> Activity: Your answer should repeat the entries in full, exactly as given, with no pictures.

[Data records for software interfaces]
****************

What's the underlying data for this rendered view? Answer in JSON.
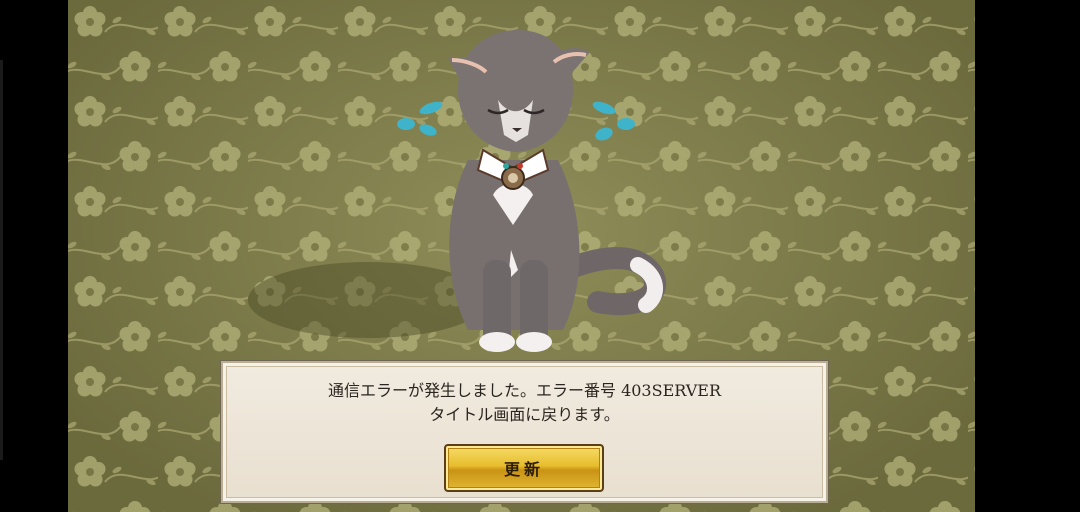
{
  "error_dialog": {
    "message_line1": "通信エラーが発生しました。エラー番号 403SERVER",
    "message_line2": "タイトル画面に戻ります。",
    "refresh_button_label": "更新"
  },
  "colors": {
    "wallpaper": "#8f8d58",
    "dialog_background": "#f1ebe0",
    "button_gold": "#e7bd2d",
    "tear_drops": "#3fb3c9"
  },
  "icons": {
    "character": "sad-cat-icon",
    "tears": "tear-drops-icon"
  }
}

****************

> Result:
What's the underlying data for this rendered view? Answer in JSON.
{
  "error_dialog": {
    "message_line1": "通信エラーが発生しました。エラー番号 403SERVER",
    "message_line2": "タイトル画面に戻ります。",
    "refresh_button_label": "更新"
  },
  "colors": {
    "wallpaper": "#8f8d58",
    "dialog_background": "#f1ebe0",
    "button_gold": "#e7bd2d",
    "tear_drops": "#3fb3c9"
  },
  "icons": {
    "character": "sad-cat-icon",
    "tears": "tear-drops-icon"
  }
}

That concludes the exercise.